Honda is the latest car company with plans to manufacture lithium-ion batteries in the U.S.
The automaker said Monday it is forming a joint venture with LG Energy Solutions to supply the North American market with “pouch type” batteries to power electric vehicles from its Honda and Acura brands.

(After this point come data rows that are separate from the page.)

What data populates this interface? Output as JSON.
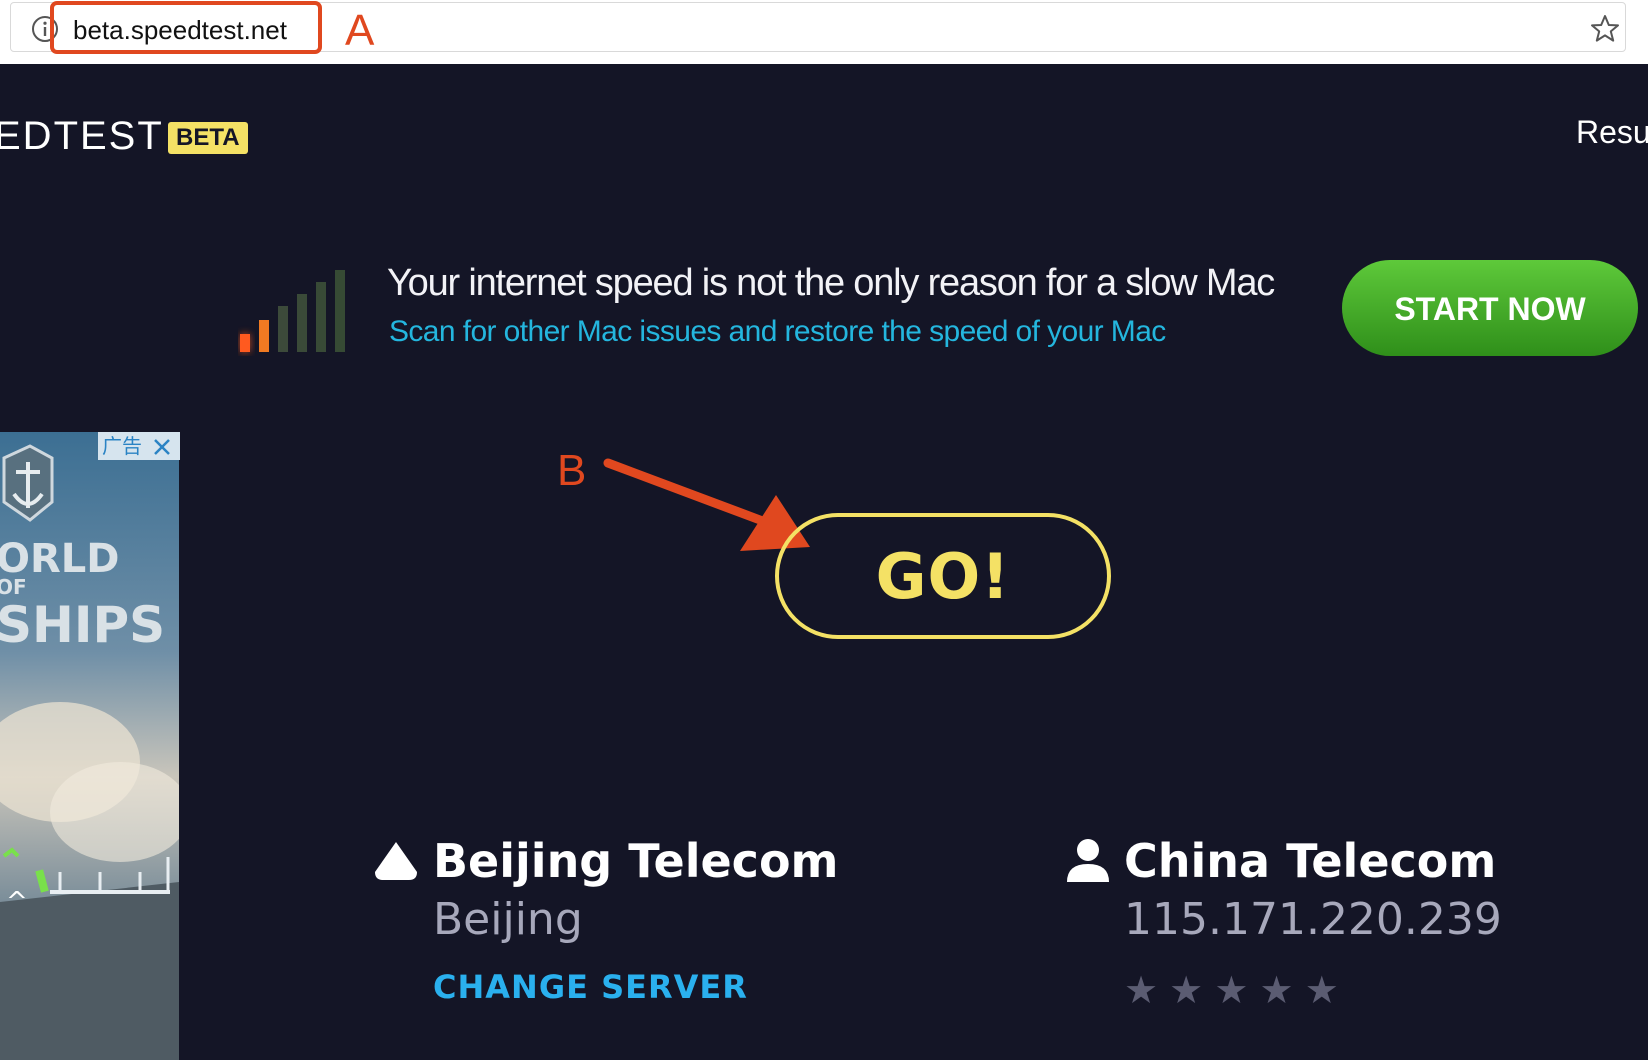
{
  "browser": {
    "url": "beta.speedtest.net",
    "info_icon": "info-icon",
    "bookmark_icon": "star-icon"
  },
  "annotations": {
    "a_label": "A",
    "b_label": "B",
    "color": "#e0481f"
  },
  "header": {
    "logo_text": "EDTEST",
    "beta_badge": "BETA",
    "nav_results": "Resu"
  },
  "promo": {
    "headline": "Your internet speed is not the only reason for a slow Mac",
    "subtext": "Scan for other Mac issues and restore the speed of your Mac",
    "button_label": "START NOW",
    "icon": "signal-bars-icon"
  },
  "ad": {
    "tag": "广告",
    "close_icon": "close-icon",
    "brand_lines": [
      "ORLD",
      "OF",
      "SHIPS"
    ]
  },
  "go_button": {
    "label": "GO!"
  },
  "server": {
    "icon": "server-icon",
    "name": "Beijing Telecom",
    "location": "Beijing",
    "change_label": "CHANGE SERVER"
  },
  "isp": {
    "icon": "user-icon",
    "name": "China Telecom",
    "ip": "115.171.220.239",
    "rating_stars": [
      "★",
      "★",
      "★",
      "★",
      "★"
    ]
  },
  "colors": {
    "background": "#141526",
    "accent_yellow": "#f4e165",
    "link_blue": "#2ab0ee",
    "promo_green": "#3fae24"
  }
}
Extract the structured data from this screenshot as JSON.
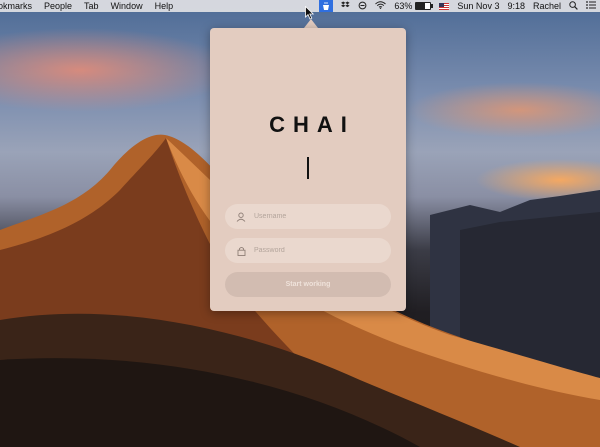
{
  "menubar": {
    "items": [
      "okmarks",
      "People",
      "Tab",
      "Window",
      "Help"
    ],
    "tray": {
      "chai_icon": "chai-tray-icon",
      "battery_percent": "63%",
      "battery_level": 0.63,
      "date": "Sun Nov 3",
      "time": "9:18",
      "user": "Rachel"
    }
  },
  "popover": {
    "app_title": "CHAI",
    "username": {
      "placeholder": "Username",
      "value": ""
    },
    "password": {
      "placeholder": "Password",
      "value": ""
    },
    "start_button": "Start working"
  },
  "colors": {
    "popover_bg": "#e3ccc0",
    "field_bg": "#ead8ce",
    "button_bg": "#d2bcb1",
    "tray_highlight": "#2f6fe0"
  }
}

A location for the $4.4 billion factory has not been announced.
The joint venture, which is scheduled to begin by the end of the year subject to regulatory approval, aims to start construction in early 2023 and the mass production of advanced lithium-ion battery cells by the end of 2025.
“Honda is committed to the local procurement of EV batteries which is a critical component of EVs,” Honda CEO and President Toshihiro Mibe said in a statement. “This initiative in the U.S. with LGES, the leading global battery manufacturer, will be part of such a Honda approach.”
The $40 billion in tax credits included in the Inflation Reduction Act passed by Congress this month seems to have accelerated the automotive industry’s dash to bring battery manufacturing onshore. Establishing a robust domestic supply chain will ultimately help electric vehicle manufacturers control costs and reduce dependence on foreign infrastructure and materials.
On Friday, The Wall Street Journal reported that Panasonic is eyeing Oklahoma as the site for a lithium-ion battery plant that would supply Tesla with high-capacity batteries. That’s in addition to plans the Japanese electronics maker unveiled last month for a $4 billion plant in Kansas. Officials said it will be one of the largest lithium-ion battery factories in the world and the largest-ever economic development project in Kansas.
Georgia has been especially aggressive in recruitment efforts to establish a battery ecosystem. The State awarded Rivian $1.5 billion in incentives – its largest-ever package – to build a 2,000-acre plant east of Atlanta. Hyundai’s $5.5 billion new EV plant and battery manufacturing facility outside of Savannah represents the largest economic development deal recruited by Georgia.
Toyota plans to open its first U.S. battery factory — a $1.3 billion plant near Greensboro, North Carolina —in 2025. Canoo, which moved its headquarters to Bentonville, Arkansas, has plans to build an EV factory in Oklahoma.